“So there you had this group near Rome of lower-class heavy laborers — freed slaves, war veterans and others — who could come from anywhere across the Roman Empire,” Hens said. “And indeed, we could not differentiate them from either of the other two sites, which implies there’s a lot of variation among the different people buried together there.”
So, would the people who were living in what’s now southern Italy have looked distinctively “Greek” to the people who were living farther north at that time?
“I would suspect yes,” Hens said. “The next stage would be to get a Greek sample to see how those ‘southern Italians’ compare to the Greeks, but I have not identified a Greek sample from the same time period that’s available for study yet.”
Hens stressed that the differences in skull shapes detected by the researchers did not represent “racial” differences. “That’s definitely not what we’re seeing,” she said.
“If a group grows in an area for a long time, they’re going to have slight regional distinctions, and then if another group comes to the area or some leave, then you can see these populations change a little bit,” she added. “So this is a way to trace population movements.”
Hens noted that although the Roman Empire had assimilated the Greek population on Italy’s southern coast by the third century B.C., the local people still showed distinct local characteristics during the height of the Roman Empire many hundreds of years later.
“The ‘Romanization’ of Italy did not change the genetic relationship of the conquered population — [the Romans] took over the government and the economy, but they did not really take over the people in a biological fashion,” Hens said.
As such, the people likely kept their local identities, she said.

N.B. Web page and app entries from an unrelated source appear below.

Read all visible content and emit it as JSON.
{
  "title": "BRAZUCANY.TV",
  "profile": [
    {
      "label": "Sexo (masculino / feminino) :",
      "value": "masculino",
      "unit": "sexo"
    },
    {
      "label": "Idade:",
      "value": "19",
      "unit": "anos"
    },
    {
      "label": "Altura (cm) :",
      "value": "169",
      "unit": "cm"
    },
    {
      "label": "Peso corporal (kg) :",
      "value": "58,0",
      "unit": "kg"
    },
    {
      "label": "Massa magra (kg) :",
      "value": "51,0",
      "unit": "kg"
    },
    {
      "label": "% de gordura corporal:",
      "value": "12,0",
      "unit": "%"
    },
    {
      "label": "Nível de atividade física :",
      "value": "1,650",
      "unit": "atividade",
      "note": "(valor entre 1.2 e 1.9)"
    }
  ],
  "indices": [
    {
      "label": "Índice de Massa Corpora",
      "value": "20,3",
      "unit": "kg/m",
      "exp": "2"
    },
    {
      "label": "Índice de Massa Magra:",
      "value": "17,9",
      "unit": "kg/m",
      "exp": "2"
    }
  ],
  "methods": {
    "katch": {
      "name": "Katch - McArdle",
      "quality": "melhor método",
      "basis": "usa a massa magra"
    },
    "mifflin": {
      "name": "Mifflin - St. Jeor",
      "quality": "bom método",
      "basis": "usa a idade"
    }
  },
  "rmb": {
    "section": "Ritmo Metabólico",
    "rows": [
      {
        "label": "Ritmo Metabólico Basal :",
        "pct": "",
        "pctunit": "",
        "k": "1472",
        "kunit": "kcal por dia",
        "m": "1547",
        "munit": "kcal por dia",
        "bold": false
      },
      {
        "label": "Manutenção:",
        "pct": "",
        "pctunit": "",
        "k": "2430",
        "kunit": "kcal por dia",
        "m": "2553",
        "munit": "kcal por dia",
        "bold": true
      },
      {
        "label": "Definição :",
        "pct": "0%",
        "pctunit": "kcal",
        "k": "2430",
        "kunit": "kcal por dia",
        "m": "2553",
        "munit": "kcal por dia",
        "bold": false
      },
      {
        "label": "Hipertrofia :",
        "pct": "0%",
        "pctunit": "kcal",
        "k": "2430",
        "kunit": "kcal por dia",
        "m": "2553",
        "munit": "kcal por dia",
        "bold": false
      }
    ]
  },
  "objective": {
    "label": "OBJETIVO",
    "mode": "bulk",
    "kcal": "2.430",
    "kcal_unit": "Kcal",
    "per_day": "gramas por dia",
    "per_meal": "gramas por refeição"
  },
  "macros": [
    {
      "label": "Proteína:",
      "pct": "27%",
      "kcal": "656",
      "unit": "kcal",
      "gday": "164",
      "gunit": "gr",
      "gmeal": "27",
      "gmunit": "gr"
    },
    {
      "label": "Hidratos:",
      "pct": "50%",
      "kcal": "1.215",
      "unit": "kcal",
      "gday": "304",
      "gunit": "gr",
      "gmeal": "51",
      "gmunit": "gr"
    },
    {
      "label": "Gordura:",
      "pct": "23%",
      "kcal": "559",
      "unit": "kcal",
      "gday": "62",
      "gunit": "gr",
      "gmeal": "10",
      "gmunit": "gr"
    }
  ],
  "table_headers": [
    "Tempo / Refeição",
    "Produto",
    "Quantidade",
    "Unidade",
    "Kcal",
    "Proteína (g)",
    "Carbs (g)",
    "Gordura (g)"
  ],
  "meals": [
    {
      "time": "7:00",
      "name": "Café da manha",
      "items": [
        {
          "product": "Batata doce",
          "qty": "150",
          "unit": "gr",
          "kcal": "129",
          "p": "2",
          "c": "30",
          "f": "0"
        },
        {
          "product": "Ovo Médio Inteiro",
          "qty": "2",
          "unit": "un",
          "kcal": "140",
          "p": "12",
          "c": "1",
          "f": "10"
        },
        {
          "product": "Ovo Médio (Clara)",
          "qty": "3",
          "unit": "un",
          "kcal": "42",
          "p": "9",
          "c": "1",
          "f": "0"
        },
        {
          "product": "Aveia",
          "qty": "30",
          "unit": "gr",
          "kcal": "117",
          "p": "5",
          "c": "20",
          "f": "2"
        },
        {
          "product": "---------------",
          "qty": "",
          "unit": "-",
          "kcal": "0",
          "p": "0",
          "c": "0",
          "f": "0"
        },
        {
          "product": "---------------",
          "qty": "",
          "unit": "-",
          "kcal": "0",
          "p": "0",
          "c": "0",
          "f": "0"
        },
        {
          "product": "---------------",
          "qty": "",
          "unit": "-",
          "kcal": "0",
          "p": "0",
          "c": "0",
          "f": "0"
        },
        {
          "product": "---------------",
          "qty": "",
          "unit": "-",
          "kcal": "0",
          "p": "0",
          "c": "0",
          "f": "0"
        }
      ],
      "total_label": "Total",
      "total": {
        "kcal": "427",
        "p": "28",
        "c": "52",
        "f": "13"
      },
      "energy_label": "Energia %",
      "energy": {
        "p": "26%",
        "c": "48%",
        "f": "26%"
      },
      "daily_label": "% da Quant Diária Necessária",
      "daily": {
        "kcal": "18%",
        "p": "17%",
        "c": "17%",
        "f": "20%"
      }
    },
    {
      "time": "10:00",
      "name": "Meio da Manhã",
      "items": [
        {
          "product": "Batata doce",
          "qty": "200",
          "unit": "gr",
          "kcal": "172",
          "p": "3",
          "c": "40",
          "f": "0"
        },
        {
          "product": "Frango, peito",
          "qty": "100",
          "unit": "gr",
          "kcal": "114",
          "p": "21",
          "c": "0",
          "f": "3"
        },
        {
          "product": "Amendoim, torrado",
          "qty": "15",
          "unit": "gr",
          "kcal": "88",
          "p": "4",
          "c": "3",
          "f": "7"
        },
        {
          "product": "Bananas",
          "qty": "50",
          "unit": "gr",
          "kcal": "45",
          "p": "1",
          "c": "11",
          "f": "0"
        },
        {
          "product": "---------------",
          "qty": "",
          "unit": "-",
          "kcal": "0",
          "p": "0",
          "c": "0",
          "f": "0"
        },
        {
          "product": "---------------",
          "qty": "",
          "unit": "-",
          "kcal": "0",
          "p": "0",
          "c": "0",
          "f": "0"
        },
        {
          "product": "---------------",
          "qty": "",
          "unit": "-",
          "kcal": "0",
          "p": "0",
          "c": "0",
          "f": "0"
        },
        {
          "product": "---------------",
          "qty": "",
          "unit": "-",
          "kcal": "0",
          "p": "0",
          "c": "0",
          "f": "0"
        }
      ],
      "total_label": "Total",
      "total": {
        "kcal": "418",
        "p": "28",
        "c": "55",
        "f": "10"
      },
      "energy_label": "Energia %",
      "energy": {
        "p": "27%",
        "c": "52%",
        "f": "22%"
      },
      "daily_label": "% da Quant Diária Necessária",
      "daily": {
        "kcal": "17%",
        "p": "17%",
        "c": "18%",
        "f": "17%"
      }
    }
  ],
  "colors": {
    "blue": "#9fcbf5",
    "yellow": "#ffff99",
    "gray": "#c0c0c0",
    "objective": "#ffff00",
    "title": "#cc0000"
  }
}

The detailed findings of the study were published online June 1 in the International Journal of Osteoarchaeology.